Want to Get Referrals? (Don’t Do This)
Tim told me his team was “doing referrals.” He figured they knew how to get referrals because he told them to do it. I asked how that approach was working for him. Dead silence. And therein lies the problem. A big problem. It’s the misguided belief that “telling” translates to “doing.” The web is replete with articles and webcasts that tell people to just go ask for referrals, like it’s common sense or something. (It’s not.) One author stated that 20 percent of a company’s clients should come from referrals. (Only 20 percent?) If only 20 percent of your clients were referred, then your team obviously hasn’t learned how to ask for referrals, which means you’re missing out on your prime source of qualified leads. Again, that’s a big problem. (Read “Want to Get Referrals? (Don’t Do This).”)
Why Productivity Tools Make You Less Productive … and Less Creative
Technology addiction is running rampant. We spend more time looking at screens than talking to the people who matter. This digital dependence is impairing our ability to make decisions, because we no longer trust our common sense. The more we rely on technology advances like artificial intelligence and predictable algorithms to make decisions, the more unpredictable we become. No, that’s not counter-intuitive. It’s what happens when human beings stop using our most valuable asset: our brains. Technology is an amazing tool, but humans make the final decisions. That’s why I liked the Verge’s recent interview with Edward Tenner. He explains why efficiency technology and artificial intelligence can make us less efficient and less intelligent. (Read “Why Productivity Tools Make You Less Productive … and Less Creative.”)
Reps Not Closing? Pay Attention to Your Sales Pipeline
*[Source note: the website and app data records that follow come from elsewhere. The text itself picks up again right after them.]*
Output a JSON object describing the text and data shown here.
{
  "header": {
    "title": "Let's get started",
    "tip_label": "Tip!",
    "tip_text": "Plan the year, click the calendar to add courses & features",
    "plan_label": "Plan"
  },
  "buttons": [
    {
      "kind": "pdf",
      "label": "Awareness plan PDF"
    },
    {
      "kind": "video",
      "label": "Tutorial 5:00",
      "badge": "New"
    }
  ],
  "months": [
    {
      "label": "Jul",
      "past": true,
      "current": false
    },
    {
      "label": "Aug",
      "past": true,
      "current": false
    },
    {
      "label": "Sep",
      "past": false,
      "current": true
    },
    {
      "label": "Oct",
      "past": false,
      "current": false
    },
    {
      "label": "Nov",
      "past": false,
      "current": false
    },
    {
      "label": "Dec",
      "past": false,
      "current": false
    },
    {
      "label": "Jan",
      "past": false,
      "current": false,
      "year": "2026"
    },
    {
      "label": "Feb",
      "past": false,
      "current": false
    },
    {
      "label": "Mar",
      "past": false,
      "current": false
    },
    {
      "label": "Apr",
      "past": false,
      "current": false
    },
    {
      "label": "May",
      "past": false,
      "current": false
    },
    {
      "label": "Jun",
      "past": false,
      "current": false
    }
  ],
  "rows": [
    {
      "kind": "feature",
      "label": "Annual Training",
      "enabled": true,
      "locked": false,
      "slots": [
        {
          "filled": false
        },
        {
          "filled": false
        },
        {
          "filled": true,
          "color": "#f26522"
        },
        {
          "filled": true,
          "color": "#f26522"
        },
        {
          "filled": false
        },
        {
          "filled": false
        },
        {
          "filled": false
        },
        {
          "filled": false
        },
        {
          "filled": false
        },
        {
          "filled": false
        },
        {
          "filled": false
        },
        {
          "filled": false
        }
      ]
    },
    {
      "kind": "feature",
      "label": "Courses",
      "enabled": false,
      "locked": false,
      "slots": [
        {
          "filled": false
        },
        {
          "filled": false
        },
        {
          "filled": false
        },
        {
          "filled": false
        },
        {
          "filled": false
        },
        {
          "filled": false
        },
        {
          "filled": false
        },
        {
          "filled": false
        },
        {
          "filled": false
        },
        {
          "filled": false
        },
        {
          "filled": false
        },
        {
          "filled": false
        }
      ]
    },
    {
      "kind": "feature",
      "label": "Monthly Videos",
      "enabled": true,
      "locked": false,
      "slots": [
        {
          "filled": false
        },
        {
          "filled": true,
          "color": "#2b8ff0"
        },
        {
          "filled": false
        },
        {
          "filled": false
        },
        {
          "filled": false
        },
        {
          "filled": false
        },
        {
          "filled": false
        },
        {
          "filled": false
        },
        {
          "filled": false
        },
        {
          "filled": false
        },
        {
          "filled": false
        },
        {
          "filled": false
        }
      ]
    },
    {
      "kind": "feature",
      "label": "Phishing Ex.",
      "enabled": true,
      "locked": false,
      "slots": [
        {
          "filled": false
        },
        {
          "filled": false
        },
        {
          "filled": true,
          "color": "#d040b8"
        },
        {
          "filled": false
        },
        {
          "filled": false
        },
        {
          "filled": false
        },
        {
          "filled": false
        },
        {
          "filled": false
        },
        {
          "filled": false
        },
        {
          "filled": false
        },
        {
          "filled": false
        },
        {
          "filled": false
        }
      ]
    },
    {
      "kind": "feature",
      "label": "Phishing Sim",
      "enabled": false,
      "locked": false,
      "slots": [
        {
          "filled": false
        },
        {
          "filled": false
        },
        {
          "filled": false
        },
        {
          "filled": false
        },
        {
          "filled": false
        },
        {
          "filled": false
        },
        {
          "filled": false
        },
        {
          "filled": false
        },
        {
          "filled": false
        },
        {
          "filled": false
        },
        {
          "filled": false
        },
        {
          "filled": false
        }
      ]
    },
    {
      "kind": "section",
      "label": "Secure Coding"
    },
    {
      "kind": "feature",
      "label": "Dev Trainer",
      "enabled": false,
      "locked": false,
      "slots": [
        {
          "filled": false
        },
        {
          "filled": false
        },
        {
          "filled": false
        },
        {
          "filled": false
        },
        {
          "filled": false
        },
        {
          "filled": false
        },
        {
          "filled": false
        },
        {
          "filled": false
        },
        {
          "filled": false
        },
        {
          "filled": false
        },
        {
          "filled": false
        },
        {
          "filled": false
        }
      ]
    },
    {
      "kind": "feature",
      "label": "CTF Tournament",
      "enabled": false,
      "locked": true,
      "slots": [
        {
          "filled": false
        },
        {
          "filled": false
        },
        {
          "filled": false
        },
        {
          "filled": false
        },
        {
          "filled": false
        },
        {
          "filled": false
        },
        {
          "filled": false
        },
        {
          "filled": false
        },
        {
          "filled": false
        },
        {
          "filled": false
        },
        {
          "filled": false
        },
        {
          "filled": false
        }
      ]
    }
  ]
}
Closing is never the problem. “Never” is a bold statement, but savvy sales leaders recognize that closing is the easy part. It’s sales prospecting techniques that are messed up. Reps aren’t spending time on the critical business development activities that occur earlier in the sales process, so their sales pipeline is either dry or full of cold leads. Trying to teach reps how to close without addressing the broken links in your lead generation system is a lesson in futility. It’s like trying to treat an injured back with pain medication. Unless you address the actual cause, not just the symptom, that nagging pain won’t go away. So, what’s causing the pain in your sales pipeline? New research suggests the problem isn’t a lack of skills; it’s getting meetings at the level that counts. (Read “Reps Not Closing? Pay Attention to Your Sales Pipeline.”)